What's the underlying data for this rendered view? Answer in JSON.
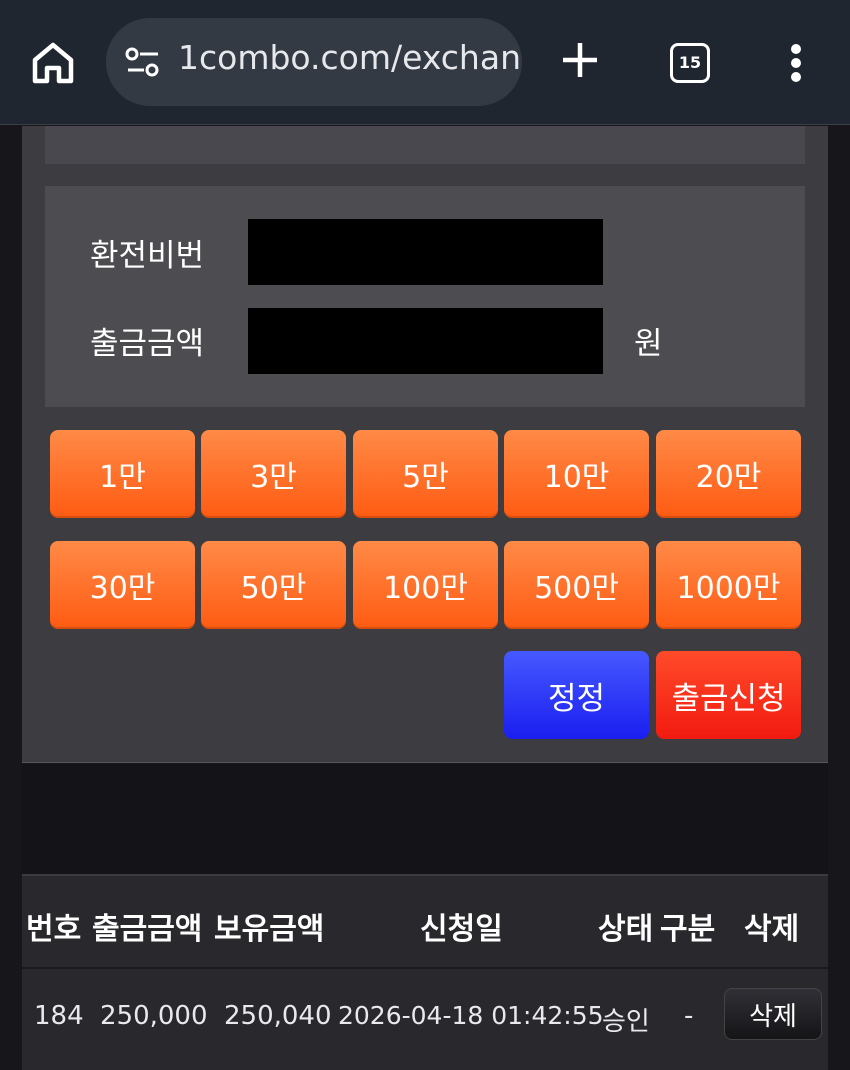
{
  "browser": {
    "url": "1combo.com/exchan",
    "tab_count": "15"
  },
  "form": {
    "password_label": "환전비번",
    "amount_label": "출금금액",
    "unit": "원"
  },
  "amount_buttons": [
    "1만",
    "3만",
    "5만",
    "10만",
    "20만",
    "30만",
    "50만",
    "100만",
    "500만",
    "1000만"
  ],
  "actions": {
    "reset": "정정",
    "apply": "출금신청"
  },
  "table": {
    "headers": [
      "번호",
      "출금금액",
      "보유금액",
      "신청일",
      "상태",
      "구분",
      "삭제"
    ],
    "rows": [
      {
        "no": "184",
        "amount": "250,000",
        "balance": "250,040",
        "date": "2026-04-18 01:42:55",
        "status": "승인",
        "type": "-",
        "delete": "삭제"
      }
    ]
  }
}
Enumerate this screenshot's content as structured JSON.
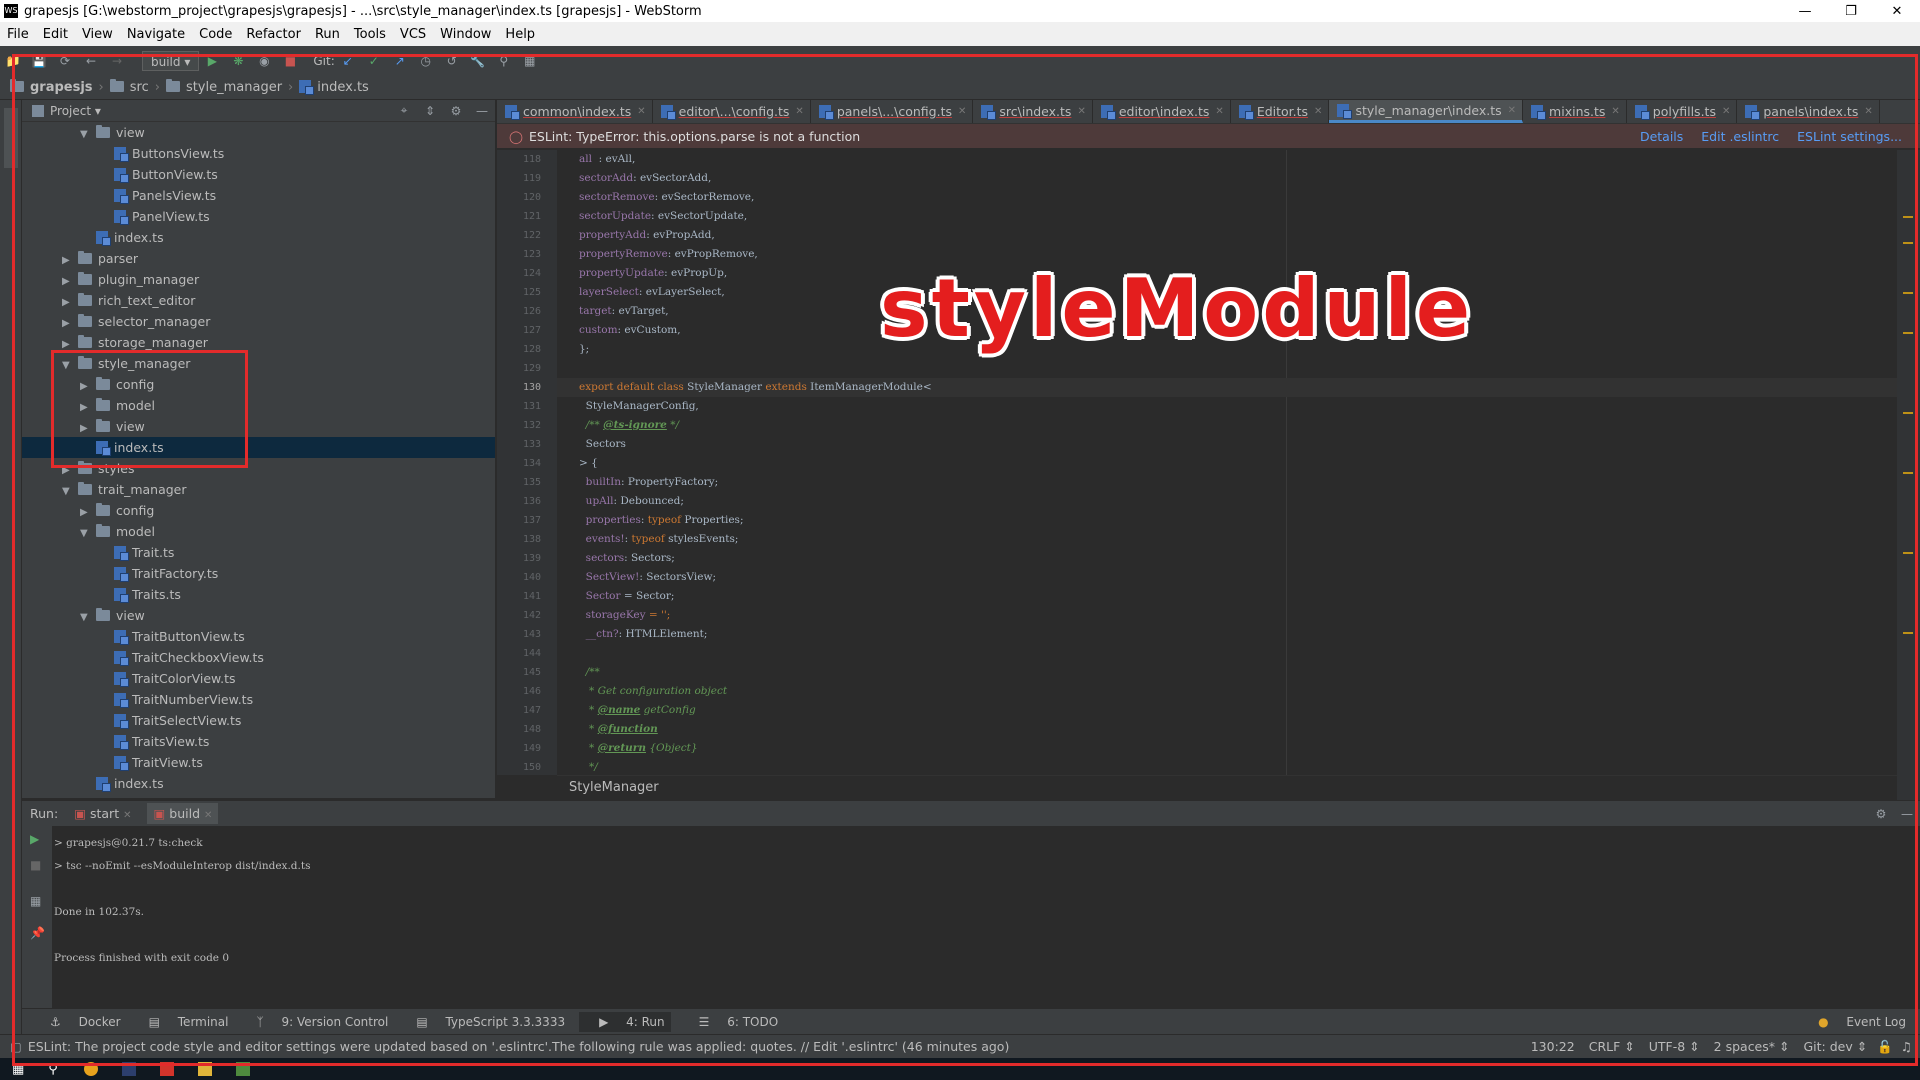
{
  "window": {
    "title": "grapesjs [G:\\webstorm_project\\grapesjs\\grapesjs] - ...\\src\\style_manager\\index.ts [grapesjs] - WebStorm"
  },
  "menu": [
    "File",
    "Edit",
    "View",
    "Navigate",
    "Code",
    "Refactor",
    "Run",
    "Tools",
    "VCS",
    "Window",
    "Help"
  ],
  "toolbar": {
    "run_config": "build",
    "git_label": "Git:"
  },
  "breadcrumb": [
    "grapesjs",
    "src",
    "style_manager",
    "index.ts"
  ],
  "project_panel": {
    "title": "Project"
  },
  "tree": [
    {
      "label": "view",
      "type": "folder",
      "depth": 2,
      "state": "open"
    },
    {
      "label": "ButtonsView.ts",
      "type": "file",
      "depth": 3
    },
    {
      "label": "ButtonView.ts",
      "type": "file",
      "depth": 3
    },
    {
      "label": "PanelsView.ts",
      "type": "file",
      "depth": 3
    },
    {
      "label": "PanelView.ts",
      "type": "file",
      "depth": 3
    },
    {
      "label": "index.ts",
      "type": "file",
      "depth": 2
    },
    {
      "label": "parser",
      "type": "folder",
      "depth": 1,
      "state": "closed"
    },
    {
      "label": "plugin_manager",
      "type": "folder",
      "depth": 1,
      "state": "closed"
    },
    {
      "label": "rich_text_editor",
      "type": "folder",
      "depth": 1,
      "state": "closed"
    },
    {
      "label": "selector_manager",
      "type": "folder",
      "depth": 1,
      "state": "closed"
    },
    {
      "label": "storage_manager",
      "type": "folder",
      "depth": 1,
      "state": "closed"
    },
    {
      "label": "style_manager",
      "type": "folder",
      "depth": 1,
      "state": "open"
    },
    {
      "label": "config",
      "type": "folder",
      "depth": 2,
      "state": "closed"
    },
    {
      "label": "model",
      "type": "folder",
      "depth": 2,
      "state": "closed"
    },
    {
      "label": "view",
      "type": "folder",
      "depth": 2,
      "state": "closed"
    },
    {
      "label": "index.ts",
      "type": "file",
      "depth": 2,
      "selected": true
    },
    {
      "label": "styles",
      "type": "folder",
      "depth": 1,
      "state": "closed"
    },
    {
      "label": "trait_manager",
      "type": "folder",
      "depth": 1,
      "state": "open"
    },
    {
      "label": "config",
      "type": "folder",
      "depth": 2,
      "state": "closed"
    },
    {
      "label": "model",
      "type": "folder",
      "depth": 2,
      "state": "open"
    },
    {
      "label": "Trait.ts",
      "type": "file",
      "depth": 3
    },
    {
      "label": "TraitFactory.ts",
      "type": "file",
      "depth": 3
    },
    {
      "label": "Traits.ts",
      "type": "file",
      "depth": 3
    },
    {
      "label": "view",
      "type": "folder",
      "depth": 2,
      "state": "open"
    },
    {
      "label": "TraitButtonView.ts",
      "type": "file",
      "depth": 3
    },
    {
      "label": "TraitCheckboxView.ts",
      "type": "file",
      "depth": 3
    },
    {
      "label": "TraitColorView.ts",
      "type": "file",
      "depth": 3
    },
    {
      "label": "TraitNumberView.ts",
      "type": "file",
      "depth": 3
    },
    {
      "label": "TraitSelectView.ts",
      "type": "file",
      "depth": 3
    },
    {
      "label": "TraitsView.ts",
      "type": "file",
      "depth": 3
    },
    {
      "label": "TraitView.ts",
      "type": "file",
      "depth": 3
    },
    {
      "label": "index.ts",
      "type": "file",
      "depth": 2
    }
  ],
  "tabs": [
    {
      "label": "common\\index.ts"
    },
    {
      "label": "editor\\...\\config.ts"
    },
    {
      "label": "panels\\...\\config.ts"
    },
    {
      "label": "src\\index.ts"
    },
    {
      "label": "editor\\index.ts"
    },
    {
      "label": "Editor.ts"
    },
    {
      "label": "style_manager\\index.ts",
      "active": true
    },
    {
      "label": "mixins.ts"
    },
    {
      "label": "polyfills.ts"
    },
    {
      "label": "panels\\index.ts"
    }
  ],
  "eslint_banner": {
    "message": "ESLint: TypeError: this.options.parse is not a function",
    "details": "Details",
    "edit": "Edit .eslintrc",
    "settings": "ESLint settings..."
  },
  "overlay_text": "styleModule",
  "code_lines": [
    {
      "n": "118",
      "t": [
        [
          "fd",
          "all"
        ],
        [
          "",
          "  : evAll,"
        ]
      ]
    },
    {
      "n": "119",
      "t": [
        [
          "fd",
          "sectorAdd"
        ],
        [
          "",
          ": evSectorAdd,"
        ]
      ]
    },
    {
      "n": "120",
      "t": [
        [
          "fd",
          "sectorRemove"
        ],
        [
          "",
          ": evSectorRemove,"
        ]
      ]
    },
    {
      "n": "121",
      "t": [
        [
          "fd",
          "sectorUpdate"
        ],
        [
          "",
          ": evSectorUpdate,"
        ]
      ]
    },
    {
      "n": "122",
      "t": [
        [
          "fd",
          "propertyAdd"
        ],
        [
          "",
          ": evPropAdd,"
        ]
      ]
    },
    {
      "n": "123",
      "t": [
        [
          "fd",
          "propertyRemove"
        ],
        [
          "",
          ": evPropRemove,"
        ]
      ]
    },
    {
      "n": "124",
      "t": [
        [
          "fd",
          "propertyUpdate"
        ],
        [
          "",
          ": evPropUp,"
        ]
      ]
    },
    {
      "n": "125",
      "t": [
        [
          "fd",
          "layerSelect"
        ],
        [
          "",
          ": evLayerSelect,"
        ]
      ]
    },
    {
      "n": "126",
      "t": [
        [
          "fd",
          "target"
        ],
        [
          "",
          ": evTarget,"
        ]
      ]
    },
    {
      "n": "127",
      "t": [
        [
          "fd",
          "custom"
        ],
        [
          "",
          ": evCustom,"
        ]
      ]
    },
    {
      "n": "128",
      "t": [
        [
          "",
          "};"
        ]
      ]
    },
    {
      "n": "129",
      "t": [
        [
          "",
          ""
        ]
      ]
    },
    {
      "n": "130",
      "t": [
        [
          "kw",
          "export default class "
        ],
        [
          "",
          "StyleManager "
        ],
        [
          "kw",
          "extends "
        ],
        [
          "",
          "ItemManagerModule<"
        ]
      ]
    },
    {
      "n": "131",
      "t": [
        [
          "",
          "  StyleManagerConfig,"
        ]
      ]
    },
    {
      "n": "132",
      "t": [
        [
          "cm",
          "  /** "
        ],
        [
          "tg",
          "@ts-ignore"
        ],
        [
          "cm",
          " */"
        ]
      ]
    },
    {
      "n": "133",
      "t": [
        [
          "",
          "  Sectors"
        ]
      ]
    },
    {
      "n": "134",
      "t": [
        [
          "",
          "> {"
        ]
      ]
    },
    {
      "n": "135",
      "t": [
        [
          "fd",
          "  builtIn"
        ],
        [
          "",
          ": PropertyFactory;"
        ]
      ]
    },
    {
      "n": "136",
      "t": [
        [
          "fd",
          "  upAll"
        ],
        [
          "",
          ": Debounced;"
        ]
      ]
    },
    {
      "n": "137",
      "t": [
        [
          "fd",
          "  properties"
        ],
        [
          "",
          ": "
        ],
        [
          "kw",
          "typeof "
        ],
        [
          "",
          "Properties;"
        ]
      ]
    },
    {
      "n": "138",
      "t": [
        [
          "fd",
          "  events!"
        ],
        [
          "",
          ": "
        ],
        [
          "kw",
          "typeof "
        ],
        [
          "",
          "stylesEvents;"
        ]
      ]
    },
    {
      "n": "139",
      "t": [
        [
          "fd",
          "  sectors"
        ],
        [
          "",
          ": Sectors;"
        ]
      ]
    },
    {
      "n": "140",
      "t": [
        [
          "fd",
          "  SectView!"
        ],
        [
          "",
          ": SectorsView;"
        ]
      ]
    },
    {
      "n": "141",
      "t": [
        [
          "fd",
          "  Sector"
        ],
        [
          "",
          " = Sector;"
        ]
      ]
    },
    {
      "n": "142",
      "t": [
        [
          "fd",
          "  storageKey"
        ],
        [
          "kw",
          " = '';"
        ]
      ]
    },
    {
      "n": "143",
      "t": [
        [
          "fd",
          "  __ctn?"
        ],
        [
          "",
          ": HTMLElement;"
        ]
      ]
    },
    {
      "n": "144",
      "t": [
        [
          "",
          ""
        ]
      ]
    },
    {
      "n": "145",
      "t": [
        [
          "cm",
          "  /**"
        ]
      ]
    },
    {
      "n": "146",
      "t": [
        [
          "cm",
          "   * Get configuration object"
        ]
      ]
    },
    {
      "n": "147",
      "t": [
        [
          "cm",
          "   * "
        ],
        [
          "tg",
          "@name"
        ],
        [
          "cm",
          " getConfig"
        ]
      ]
    },
    {
      "n": "148",
      "t": [
        [
          "cm",
          "   * "
        ],
        [
          "tg",
          "@function"
        ]
      ]
    },
    {
      "n": "149",
      "t": [
        [
          "cm",
          "   * "
        ],
        [
          "tg",
          "@return"
        ],
        [
          "cm",
          " {Object}"
        ]
      ]
    },
    {
      "n": "150",
      "t": [
        [
          "cm",
          "   */"
        ]
      ]
    }
  ],
  "editor_breadcrumb": "StyleManager",
  "run_panel": {
    "label": "Run:",
    "tabs": [
      {
        "label": "start"
      },
      {
        "label": "build",
        "active": true
      }
    ],
    "console": [
      "> grapesjs@0.21.7 ts:check",
      "> tsc --noEmit --esModuleInterop dist/index.d.ts",
      "",
      "Done in 102.37s.",
      "",
      "Process finished with exit code 0"
    ]
  },
  "bottom_tools": [
    "Docker",
    "Terminal",
    "9: Version Control",
    "TypeScript 3.3.3333",
    "4: Run",
    "6: TODO"
  ],
  "event_log": "Event Log",
  "status": {
    "message": "ESLint: The project code style and editor settings were updated based on '.eslintrc'.The following rule was applied: quotes. // Edit '.eslintrc' (46 minutes ago)",
    "position": "130:22",
    "line_sep": "CRLF",
    "encoding": "UTF-8",
    "indent": "2 spaces*",
    "git": "Git: dev"
  },
  "colors": {
    "highlight": "#e32b2b",
    "overlay": "#e41e1e",
    "accent": "#4a88c7"
  }
}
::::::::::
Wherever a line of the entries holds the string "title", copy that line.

    "title": "grapesjs [G:\\webstorm_project\\grapesjs\\grapesjs] - ...\\src\\style_manager\\index.ts [grapesjs] - WebStorm"
    "title": "Project"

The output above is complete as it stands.